● **Task brief**
Look over the lines below. Report each one that includes the string "icon".

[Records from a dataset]
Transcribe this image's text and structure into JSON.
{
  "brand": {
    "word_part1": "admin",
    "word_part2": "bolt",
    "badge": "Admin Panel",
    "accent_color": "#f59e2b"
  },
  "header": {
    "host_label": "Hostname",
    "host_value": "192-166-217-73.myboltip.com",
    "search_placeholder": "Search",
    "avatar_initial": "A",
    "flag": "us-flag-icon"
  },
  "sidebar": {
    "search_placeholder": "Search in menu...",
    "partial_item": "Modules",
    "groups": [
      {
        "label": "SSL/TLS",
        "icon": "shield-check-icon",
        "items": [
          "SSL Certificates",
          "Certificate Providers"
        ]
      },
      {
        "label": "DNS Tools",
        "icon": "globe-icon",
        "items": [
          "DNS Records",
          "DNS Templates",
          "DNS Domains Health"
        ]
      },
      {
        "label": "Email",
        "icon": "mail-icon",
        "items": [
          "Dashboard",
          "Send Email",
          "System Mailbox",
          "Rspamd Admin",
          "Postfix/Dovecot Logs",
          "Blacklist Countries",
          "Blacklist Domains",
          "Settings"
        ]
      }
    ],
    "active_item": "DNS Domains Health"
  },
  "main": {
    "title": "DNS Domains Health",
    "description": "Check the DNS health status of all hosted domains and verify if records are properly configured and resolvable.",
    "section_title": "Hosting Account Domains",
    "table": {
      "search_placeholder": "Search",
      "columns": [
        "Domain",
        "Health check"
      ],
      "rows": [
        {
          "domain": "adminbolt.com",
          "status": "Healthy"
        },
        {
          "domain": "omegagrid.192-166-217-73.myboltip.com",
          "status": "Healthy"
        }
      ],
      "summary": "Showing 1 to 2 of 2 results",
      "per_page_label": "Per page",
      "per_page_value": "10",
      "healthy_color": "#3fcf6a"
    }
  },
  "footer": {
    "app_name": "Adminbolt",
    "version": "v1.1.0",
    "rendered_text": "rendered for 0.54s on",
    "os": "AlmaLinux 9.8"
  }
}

● **Solution for this exercise**
    "flag": "us-flag-icon"
        "icon": "shield-check-icon",
        "icon": "globe-icon",
        "icon": "mail-icon",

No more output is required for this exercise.